“We had the whole day planned,” my client said to me. “Pancakes followed by a trip to our local swimming pool. And then I woke up that morning knowing those plans were going to have to change. Starting with making those pancakes. My kids tried not to show their disappointment, but I knew they were. And I felt even worse.”
When you’re living with a chronic condition, life isn’t always very predictable, to say the least. The best laid of plans can suddenly be shifted in a whole new direction when, out of the blue, you find yourself not feeling quite up to what you had planned.
Unpredictability can be rough on you. If you’re a parent, it can be rough on your kids. Which makes unpredictability even harder to accept. It’s one thing to have our own plans turned upside down. But the kids’ plans too?
Kids thrive on routine. Favorite foods. Favorite activities. Morning and evening rituals. And knowing what they can expect from parents. This gives them a sense of well-being and control over their world. Because they thrive on routine, sudden changes can make them feel anxious and insecure.
Parents also thrive on routine. After all, routine helps keep things running a lot more smoothly at home. So not being able to provide kids with these predictable routines can be frustrating for parents. And leave them feeling guilty.
Not a recipe for a happy home.
Now here’s the good news: Home is the best place for kids to learn how to cope with change. This means that parents have an opportunity to work with their kids to help them cope with unpredictability and help them grow in the process by teaching them how to accept change and make the best of it. Great skills to have as they enter into adulthood, right? How’s that for making the picture a little brighter?
Here’s how to help your kids survive and thrive when life gets unpredictable:
Communicate. Everybody knows when routines are out of whack. And children know when their parents aren’t quite on their A game. Pretending everything is okay can cause kids to feel even more anxious because, in the absence of information, they may create stories of their own. So a recommended starting point is to focus on how to talk about the sudden shift in plans, and work together on a way forward.
Be upfront about what you can do and what you can’t do. Your kids can probably see that you aren’t feeling at your best, or they can hear it in your voice. Sit down with them and let them know you aren’t having a good day. Review the plans you had. Let them know what you will be able to participate in, what you aren’t going to be up to, and what you are going to try to do but may not be successful at accomplishing. This way, everybody can have the same expectations.
Be clear about how you feel. You don’t have to pretend that you feel okay about having to make adjustments in the plans. Sad? Frustrated? Angry? Disappointed? Guilty? Tell your kids how you’re feeling emotionally. You’ll be setting a good example for how to cope when life doesn’t go as you would like it to.
Encourage open communication in return. A day when plans have to change can be a teachable moment in more ways than one. You’ve talked about how you feel, now encourage your kids to do the same. Let them know you’re open to hearing about how they’re feeling. Most likely, they are having some of the same feelings you are. Think of it this way: Talking about feelings and knowing they are being listened to can help kids to cope with feelings that may be uncomfortable and confusing to them.

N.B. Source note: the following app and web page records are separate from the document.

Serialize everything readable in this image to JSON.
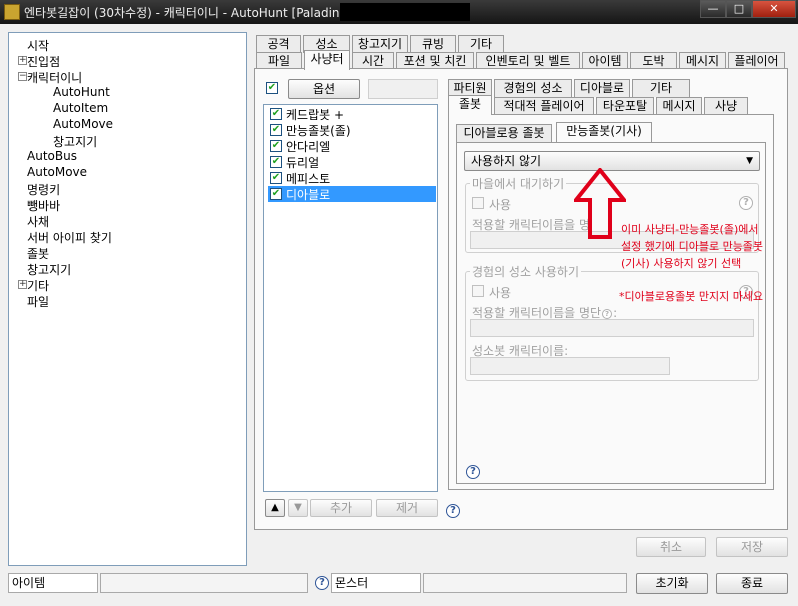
{
  "window": {
    "title": "엔타봇길잡이 (30차수정) - 캐릭터이니 - AutoHunt [Paladin",
    "min_glyph": "—",
    "max_glyph": "□",
    "close_glyph": "✕"
  },
  "tree": {
    "items": [
      {
        "label": "시작"
      },
      {
        "label": "진입점",
        "expander": "+"
      },
      {
        "label": "캐릭터이니",
        "expander": "−"
      },
      {
        "label": "AutoHunt"
      },
      {
        "label": "AutoItem"
      },
      {
        "label": "AutoMove"
      },
      {
        "label": "창고지기"
      },
      {
        "label": "AutoBus"
      },
      {
        "label": "AutoMove"
      },
      {
        "label": "명령키"
      },
      {
        "label": "뺑바바"
      },
      {
        "label": "사채"
      },
      {
        "label": "서버 아이피 찾기"
      },
      {
        "label": "졸봇"
      },
      {
        "label": "창고지기"
      },
      {
        "label": "기타",
        "expander": "+"
      },
      {
        "label": "파일"
      }
    ]
  },
  "top_tabs_row1": [
    "공격",
    "성소",
    "창고지기",
    "큐빙",
    "기타"
  ],
  "top_tabs_row2": [
    "파일",
    "사냥터",
    "시간",
    "포션 및 치킨",
    "인벤토리 및 벨트",
    "아이템",
    "도박",
    "메시지",
    "플레이어"
  ],
  "left_panel": {
    "option_button": "옵션",
    "list": [
      {
        "label": "케드랍봇 +",
        "checked": true
      },
      {
        "label": "만능졸봇(졸)",
        "checked": true
      },
      {
        "label": "안다리엘",
        "checked": true
      },
      {
        "label": "듀리얼",
        "checked": true
      },
      {
        "label": "메피스토",
        "checked": true
      },
      {
        "label": "디아블로",
        "checked": true,
        "selected": true
      }
    ],
    "up_glyph": "▲",
    "down_glyph": "▼",
    "add_button": "추가",
    "remove_button": "제거"
  },
  "right_tabs_row1": [
    "파티원",
    "경험의 성소",
    "디아블로",
    "기타"
  ],
  "right_tabs_row2": [
    "졸봇",
    "적대적 플레이어",
    "타운포탈",
    "메시지",
    "사냥"
  ],
  "sub_tabs": [
    "디아블로용 졸봇",
    "만능졸봇(기사)"
  ],
  "dropdown": {
    "value": "사용하지 않기",
    "arrow": "▼"
  },
  "group1": {
    "title": "마을에서 대기하기",
    "use_label": "사용",
    "apply_label": "적용할 캐릭터이름을 명",
    "help": "?"
  },
  "group2": {
    "title": "경험의 성소 사용하기",
    "use_label": "사용",
    "apply_label": "적용할 캐릭터이름을 명단",
    "apply_help": "?",
    "apply_suffix": ":",
    "bot_label": "성소봇 캐릭터이름:",
    "help": "?"
  },
  "bottom_help": "?",
  "annotation": {
    "line1": "이미 사냥터-만능졸봇(졸)에서",
    "line2": "설정 했기에 디아블로 만능졸봇",
    "line3": "(기사) 사용하지 않기 선택",
    "line4": "*디아블로용졸봇 만지지 마세요",
    "arrow_color": "#e0001a"
  },
  "footer": {
    "cancel": "취소",
    "save": "저장",
    "item_label": "아이템",
    "help": "?",
    "monster_label": "몬스터",
    "reset": "초기화",
    "exit": "종료"
  }
}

Ask for help. Kids can feel helpless when they know their parents don’t feel great, and this can increase their anxiety. Because of that, they might appreciate knowing what they can do to give you a hand. So think about something they might be able to do that can help them feel like they are doing their part. Taking action is a great way to deal with anxious feelings.
Work out a Plan B together. Another teachable moment here. Ask your children to brainstorm with you on a Plan B. That might mean modifying the plans you had made, or finding a new activity, or even making the best of a day spent at home. Bring them into the planning process and they will feel a sense of ownership on whatever alternative you end up with. This is also a great way to teach them how to cope with sudden change.

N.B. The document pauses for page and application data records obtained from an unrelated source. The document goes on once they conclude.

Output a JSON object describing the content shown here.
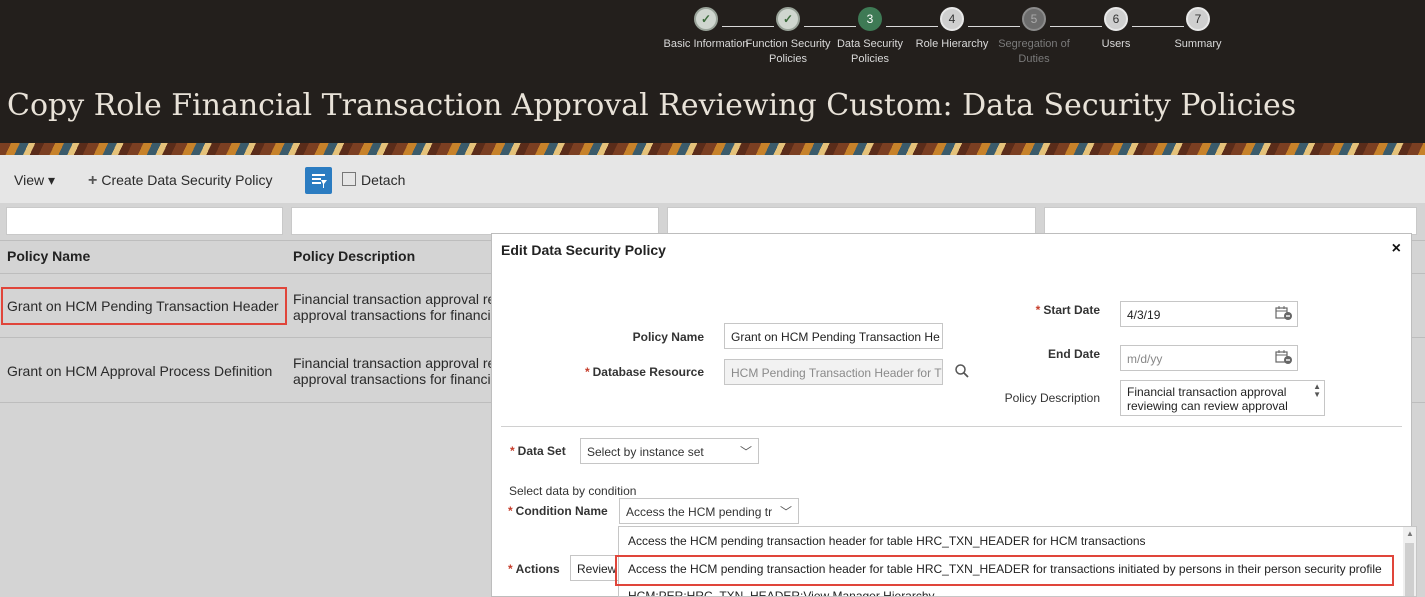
{
  "train": {
    "steps": [
      {
        "num": "✓",
        "label": "Basic Information",
        "state": "done"
      },
      {
        "num": "✓",
        "label": "Function Security Policies",
        "state": "done"
      },
      {
        "num": "3",
        "label": "Data Security Policies",
        "state": "current"
      },
      {
        "num": "4",
        "label": "Role Hierarchy",
        "state": "future"
      },
      {
        "num": "5",
        "label": "Segregation of Duties",
        "state": "disabled"
      },
      {
        "num": "6",
        "label": "Users",
        "state": "future"
      },
      {
        "num": "7",
        "label": "Summary",
        "state": "future"
      }
    ]
  },
  "page": {
    "title": "Copy Role Financial Transaction Approval Reviewing Custom: Data Security Policies"
  },
  "toolbar": {
    "view_label": "View ▾",
    "create_label": "Create Data Security Policy",
    "detach_label": "Detach"
  },
  "table": {
    "headers": [
      "Policy Name",
      "Policy Description"
    ],
    "rows": [
      {
        "name": "Grant on HCM Pending Transaction Header",
        "desc1": "Financial transaction approval re",
        "desc2": "approval transactions for financi"
      },
      {
        "name": "Grant on HCM Approval Process Definition",
        "desc1": "Financial transaction approval re",
        "desc2": "approval transactions for financi"
      }
    ]
  },
  "dialog": {
    "title": "Edit Data Security Policy",
    "close": "×",
    "policy_name_label": "Policy Name",
    "policy_name_value": "Grant on HCM Pending Transaction He",
    "db_resource_label": "Database Resource",
    "db_resource_value": "HCM Pending Transaction Header for T",
    "start_date_label": "Start Date",
    "start_date_value": "4/3/19",
    "end_date_label": "End Date",
    "end_date_placeholder": "m/d/yy",
    "policy_desc_label": "Policy Description",
    "policy_desc_line1": "Financial transaction approval",
    "policy_desc_line2": "reviewing can review approval",
    "data_set_label": "Data Set",
    "data_set_value": "Select by instance set",
    "select_by_condition": "Select data by condition",
    "condition_name_label": "Condition Name",
    "condition_name_value": "Access the HCM pending tr",
    "actions_label": "Actions",
    "actions_value": "Review"
  },
  "condition_options": [
    "Access the HCM pending transaction header for table HRC_TXN_HEADER for HCM transactions",
    "Access the HCM pending transaction header for table HRC_TXN_HEADER for transactions initiated by persons in their person security profile",
    "HCM:PER:HRC_TXN_HEADER:View Manager Hierarchy"
  ],
  "colors": {
    "header_bg": "#231f1c",
    "highlight": "#e0453a",
    "train_current": "#3e7a55",
    "required": "#c63d2b"
  }
}
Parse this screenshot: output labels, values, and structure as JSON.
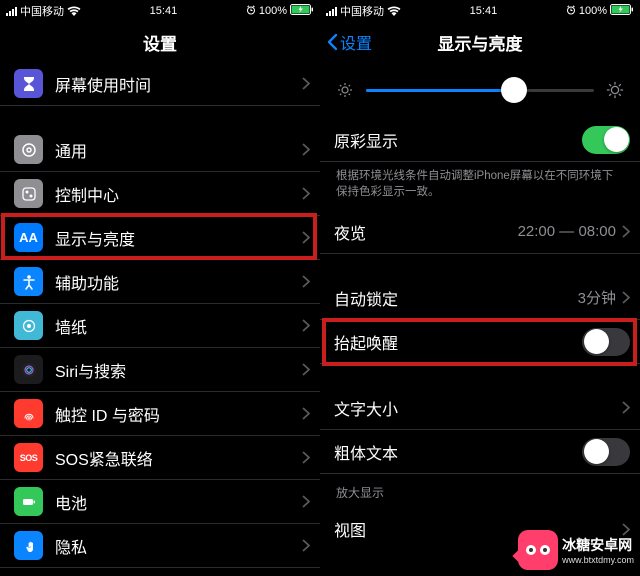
{
  "status": {
    "carrier": "中国移动",
    "time": "15:41",
    "battery": "100%"
  },
  "left": {
    "title": "设置",
    "items": {
      "screentime": "屏幕使用时间",
      "general": "通用",
      "control": "控制中心",
      "display": "显示与亮度",
      "accessibility": "辅助功能",
      "wallpaper": "墙纸",
      "siri": "Siri与搜索",
      "touchid": "触控 ID 与密码",
      "sos": "SOS紧急联络",
      "sos_icon": "SOS",
      "battery": "电池",
      "privacy": "隐私"
    }
  },
  "right": {
    "back": "设置",
    "title": "显示与亮度",
    "truetone": {
      "label": "原彩显示",
      "on": true
    },
    "truetone_desc": "根据环境光线条件自动调整iPhone屏幕以在不同环境下保持色彩显示一致。",
    "nightshift": {
      "label": "夜览",
      "value": "22:00 — 08:00"
    },
    "autolock": {
      "label": "自动锁定",
      "value": "3分钟"
    },
    "raisewake": {
      "label": "抬起唤醒",
      "on": false
    },
    "textsize": "文字大小",
    "boldtext": {
      "label": "粗体文本",
      "on": false
    },
    "zoom_header": "放大显示",
    "zoom_view": "视图",
    "brightness_pct": 65
  },
  "watermark": {
    "text": "冰糖安卓网",
    "url": "www.btxtdmy.com"
  }
}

Provide some reassurance. Kids need to know that everything is going to be okay. You can’t necessarily guarantee that. But you can provide reassurance by telling your children that you are doing everything possible to take good care of yourself, that you are working with your doctor, following his/her orders, taking your medication, etc. Tell, but also show.
Develop routines that work for you. With your condition and its limitations. Kids need and appreciate routines at home. So build in as much routine as possible, simple things that you can usually handle. As simple as how your greet them when they get up in the morning to watching a favorite TV show in the evening. Watch for what your kids seem to enjoy and appreciate the most, and try to build this into each day. If you have a partner, then work together on keeping routines in place when you aren’t feeling at your best.

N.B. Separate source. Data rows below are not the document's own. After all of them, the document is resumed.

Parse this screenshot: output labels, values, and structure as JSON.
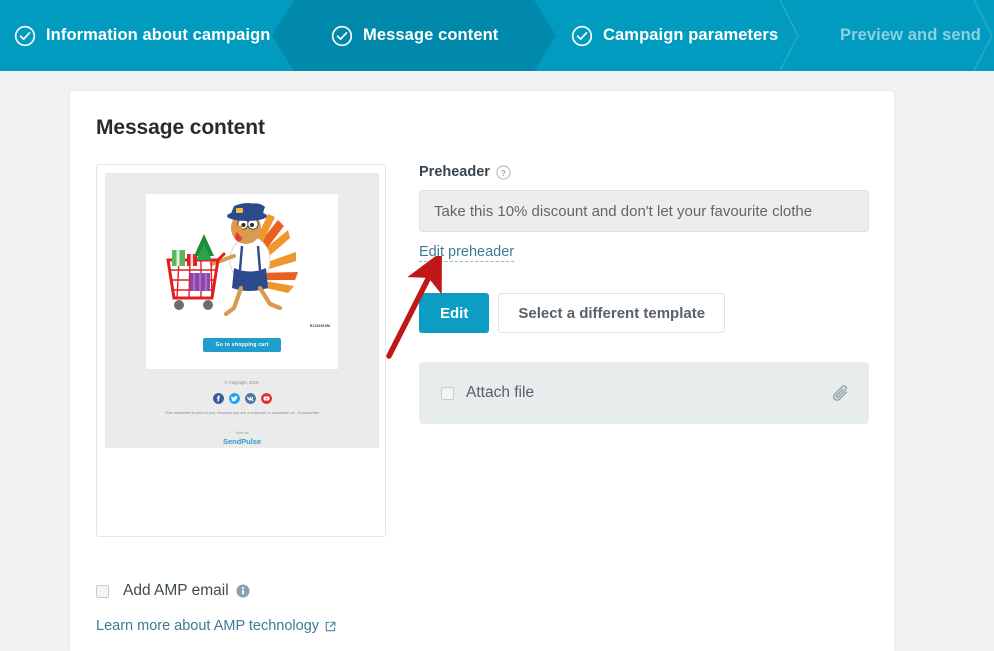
{
  "steps": [
    {
      "label": "Information about campaign",
      "icon": "check-circle-icon",
      "state": "completed"
    },
    {
      "label": "Message content",
      "icon": "check-circle-icon",
      "state": "active"
    },
    {
      "label": "Campaign parameters",
      "icon": "check-circle-icon",
      "state": "completed"
    },
    {
      "label": "Preview and send",
      "icon": "",
      "state": "disabled"
    }
  ],
  "page": {
    "title": "Message content"
  },
  "preheader": {
    "label": "Preheader",
    "help_icon": "question-circle-icon",
    "value": "Take this 10% discount and don't let your favourite clothe",
    "placeholder": "Take this 10% discount and don't let your favourite clothe",
    "edit_link": "Edit preheader"
  },
  "buttons": {
    "edit": "Edit",
    "select_template": "Select a different template"
  },
  "attach": {
    "label": "Attach file",
    "checked": false,
    "icon": "paperclip-icon"
  },
  "amp": {
    "checkbox_label": "Add AMP email",
    "info_icon": "info-circle-icon",
    "link": "Learn more about AMP technology",
    "link_icon": "external-link-icon",
    "checked": false
  },
  "email_preview": {
    "tiny_code": "R1190515M",
    "cta": "Go to shopping cart",
    "copyright": "© Copyright, 2019.",
    "disclaimer": "This newsletter is sent to you, because you are a customer or subscriber of . Unsubscribe",
    "sent_via": "Sent via",
    "brand": "SendPulse",
    "socials": [
      {
        "name": "facebook-icon",
        "color": "#3b5998"
      },
      {
        "name": "twitter-icon",
        "color": "#1da1f2"
      },
      {
        "name": "vk-icon",
        "color": "#4a76a8"
      },
      {
        "name": "youtube-icon",
        "color": "#e02f2f"
      }
    ]
  },
  "colors": {
    "header": "#029bc0",
    "header_active": "#0089ab",
    "accent": "#0c9cc4",
    "link": "#3d7b94",
    "annotation": "#c01818"
  }
}
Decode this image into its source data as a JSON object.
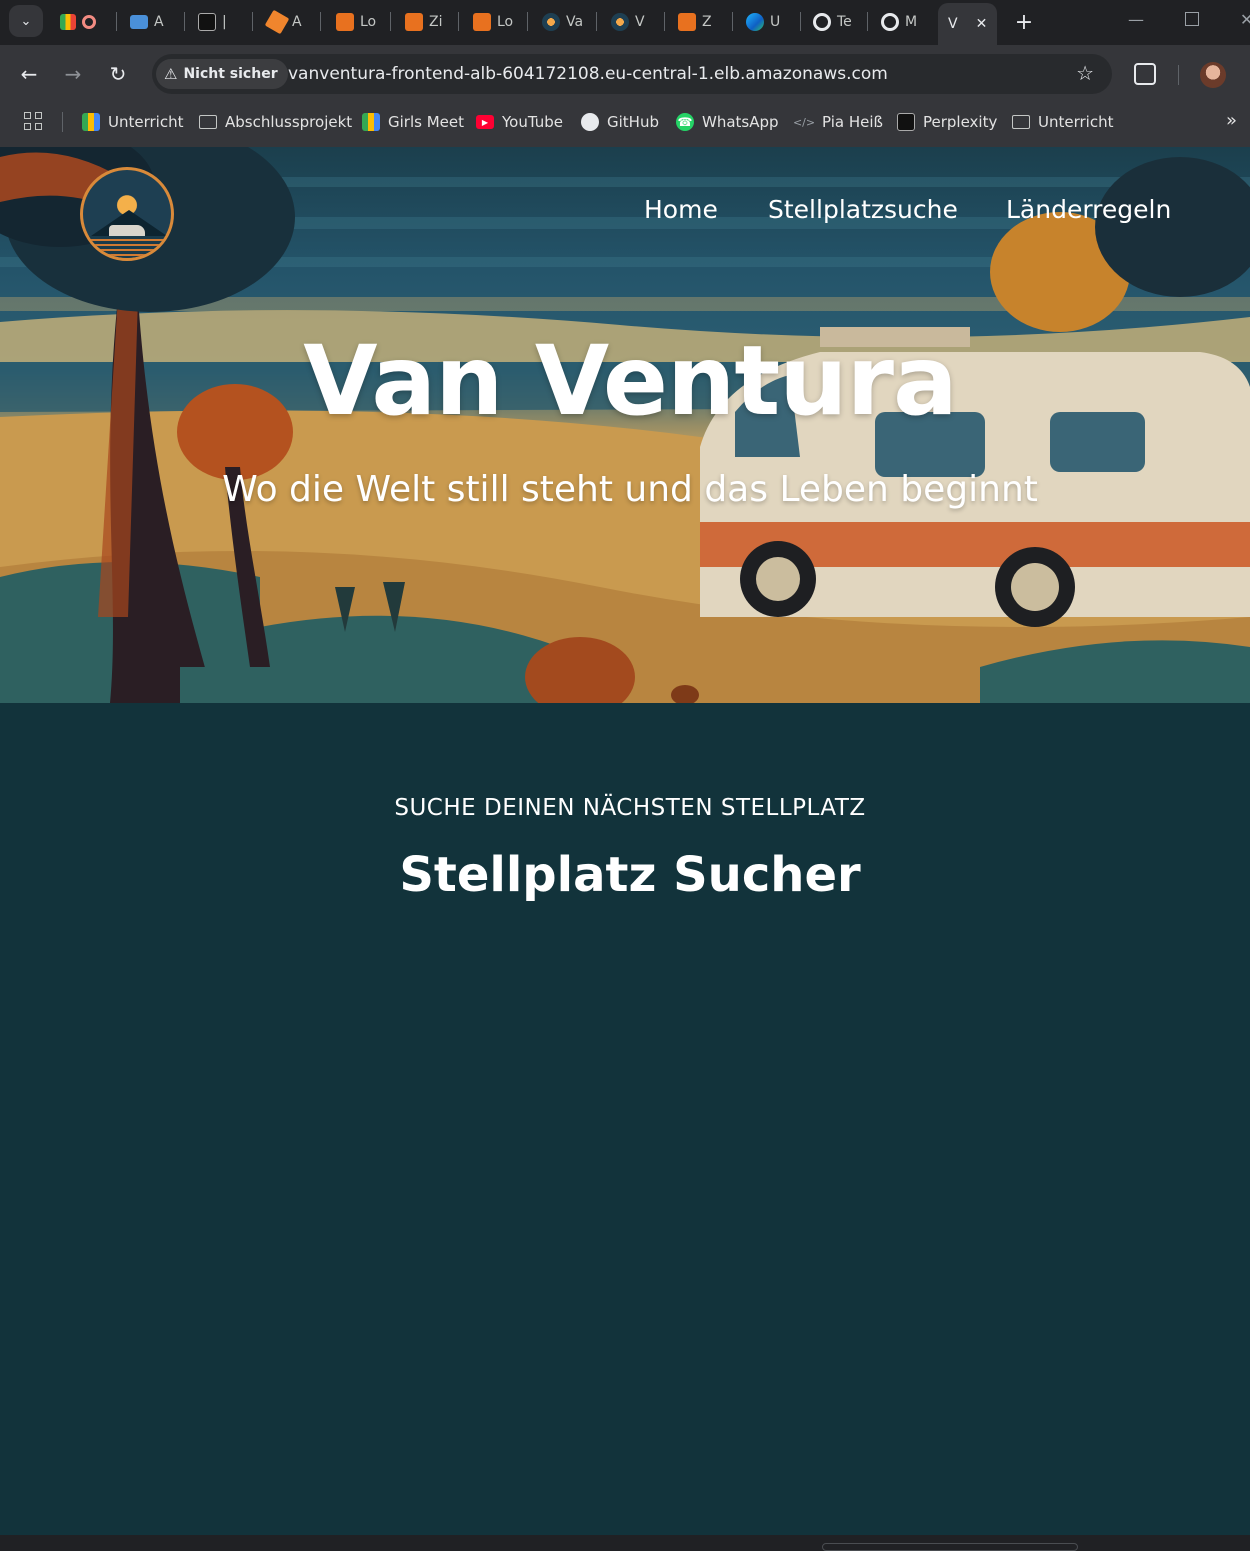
{
  "browser": {
    "tabs": [
      {
        "label": "",
        "icon": "meet-record-icon"
      },
      {
        "label": "A",
        "icon": "remote-desktop-icon"
      },
      {
        "label": "|",
        "icon": "perplexity-icon"
      },
      {
        "label": "A",
        "icon": "aws-cube-icon"
      },
      {
        "label": "Lo",
        "icon": "aws-console-icon"
      },
      {
        "label": "Zi",
        "icon": "aws-console-icon"
      },
      {
        "label": "Lo",
        "icon": "aws-console-icon"
      },
      {
        "label": "Va",
        "icon": "vanventura-icon"
      },
      {
        "label": "V",
        "icon": "vanventura-icon"
      },
      {
        "label": "Z",
        "icon": "aws-console-icon"
      },
      {
        "label": "U",
        "icon": "edge-icon"
      },
      {
        "label": "Te",
        "icon": "github-copilot-icon"
      },
      {
        "label": "M",
        "icon": "github-copilot-icon"
      },
      {
        "label": "V",
        "icon": "vanventura-icon",
        "active": true
      }
    ],
    "security_label": "Nicht sicher",
    "url": "vanventura-frontend-alb-604172108.eu-central-1.elb.amazonaws.com",
    "bookmarks": [
      {
        "label": "Unterricht",
        "icon": "google-meet-icon"
      },
      {
        "label": "Abschlussprojekt",
        "icon": "folder-icon"
      },
      {
        "label": "Girls Meet",
        "icon": "google-meet-icon"
      },
      {
        "label": "YouTube",
        "icon": "youtube-icon"
      },
      {
        "label": "GitHub",
        "icon": "github-icon"
      },
      {
        "label": "WhatsApp",
        "icon": "whatsapp-icon"
      },
      {
        "label": "Pia Heiß",
        "icon": "code-icon"
      },
      {
        "label": "Perplexity",
        "icon": "perplexity-icon"
      },
      {
        "label": "Unterricht",
        "icon": "folder-icon"
      }
    ]
  },
  "site": {
    "nav": [
      "Home",
      "Stellplatzsuche",
      "Länderregeln"
    ],
    "hero_title": "Van Ventura",
    "hero_subtitle": "Wo die Welt still steht und das Leben beginnt",
    "section_eyebrow": "SUCHE DEINEN NÄCHSTEN STELLPLATZ",
    "section_title": "Stellplatz Sucher"
  },
  "colors": {
    "page_background": "#12333b",
    "chrome_dark": "#202124",
    "chrome_toolbar": "#35363a"
  }
}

Unpredictablity. Parenting. When your chronic condition interferes with your plans, use this as an opportunity to grow close with your children. And to help your children to learn and grow. It all starts with communication!